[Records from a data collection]
- - - -

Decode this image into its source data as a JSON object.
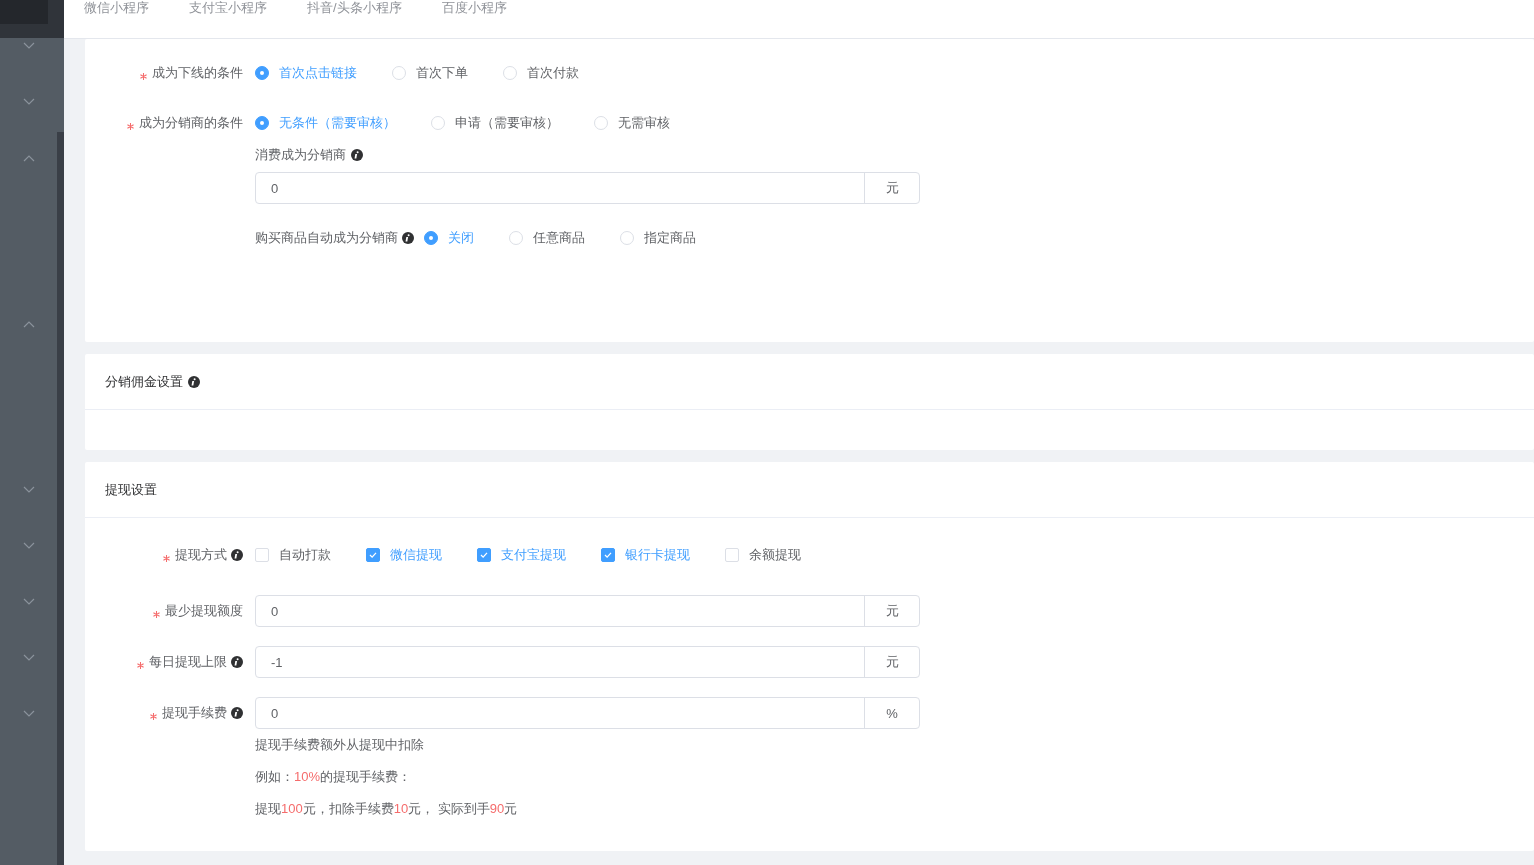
{
  "sidebar": {
    "items": [
      {
        "expanded": false
      },
      {
        "expanded": false
      },
      {
        "expanded": true
      },
      {
        "expanded": true
      },
      {
        "expanded": false
      },
      {
        "expanded": false
      },
      {
        "expanded": false
      },
      {
        "expanded": false
      },
      {
        "expanded": false
      }
    ]
  },
  "tabs": [
    {
      "label": "微信小程序"
    },
    {
      "label": "支付宝小程序"
    },
    {
      "label": "抖音/头条小程序"
    },
    {
      "label": "百度小程序"
    }
  ],
  "sections": [
    {
      "fields": [
        {
          "kind": "radio",
          "label": "成为下线的条件",
          "required": true,
          "info": false,
          "options": [
            {
              "label": "首次点击链接",
              "selected": true
            },
            {
              "label": "首次下单",
              "selected": false
            },
            {
              "label": "首次付款",
              "selected": false
            }
          ]
        },
        {
          "kind": "radio",
          "label": "成为分销商的条件",
          "required": true,
          "info": false,
          "options": [
            {
              "label": "无条件（需要审核）",
              "selected": true
            },
            {
              "label": "申请（需要审核）",
              "selected": false
            },
            {
              "label": "无需审核",
              "selected": false
            }
          ]
        },
        {
          "kind": "caption",
          "label": "消费成为分销商",
          "info": true
        },
        {
          "kind": "input",
          "value": "0",
          "suffix": "元"
        },
        {
          "kind": "inline-radio",
          "label": "购买商品自动成为分销商",
          "info": true,
          "options": [
            {
              "label": "关闭",
              "selected": true
            },
            {
              "label": "任意商品",
              "selected": false
            },
            {
              "label": "指定商品",
              "selected": false
            }
          ]
        }
      ]
    },
    {
      "title": "分销佣金设置",
      "info": true
    },
    {
      "title": "提现设置",
      "info": false,
      "fields": [
        {
          "kind": "checkbox",
          "label": "提现方式",
          "required": true,
          "info": true,
          "options": [
            {
              "label": "自动打款",
              "checked": false
            },
            {
              "label": "微信提现",
              "checked": true
            },
            {
              "label": "支付宝提现",
              "checked": true
            },
            {
              "label": "银行卡提现",
              "checked": true
            },
            {
              "label": "余额提现",
              "checked": false
            }
          ]
        },
        {
          "kind": "input",
          "label": "最少提现额度",
          "required": true,
          "info": false,
          "value": "0",
          "suffix": "元"
        },
        {
          "kind": "input",
          "label": "每日提现上限",
          "required": true,
          "info": true,
          "value": "-1",
          "suffix": "元"
        },
        {
          "kind": "input",
          "label": "提现手续费",
          "required": true,
          "info": true,
          "value": "0",
          "suffix": "%"
        },
        {
          "kind": "note",
          "segments": [
            {
              "text": "提现手续费额外从提现中扣除",
              "highlight": false
            }
          ]
        },
        {
          "kind": "note",
          "segments": [
            {
              "text": "例如：",
              "highlight": false
            },
            {
              "text": "10%",
              "highlight": true
            },
            {
              "text": "的提现手续费：",
              "highlight": false
            }
          ]
        },
        {
          "kind": "note",
          "segments": [
            {
              "text": "提现",
              "highlight": false
            },
            {
              "text": "100",
              "highlight": true
            },
            {
              "text": "元，扣除手续费",
              "highlight": false
            },
            {
              "text": "10",
              "highlight": true
            },
            {
              "text": "元， 实际到手",
              "highlight": false
            },
            {
              "text": "90",
              "highlight": true
            },
            {
              "text": "元",
              "highlight": false
            }
          ]
        }
      ]
    }
  ]
}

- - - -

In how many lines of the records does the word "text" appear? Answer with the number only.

11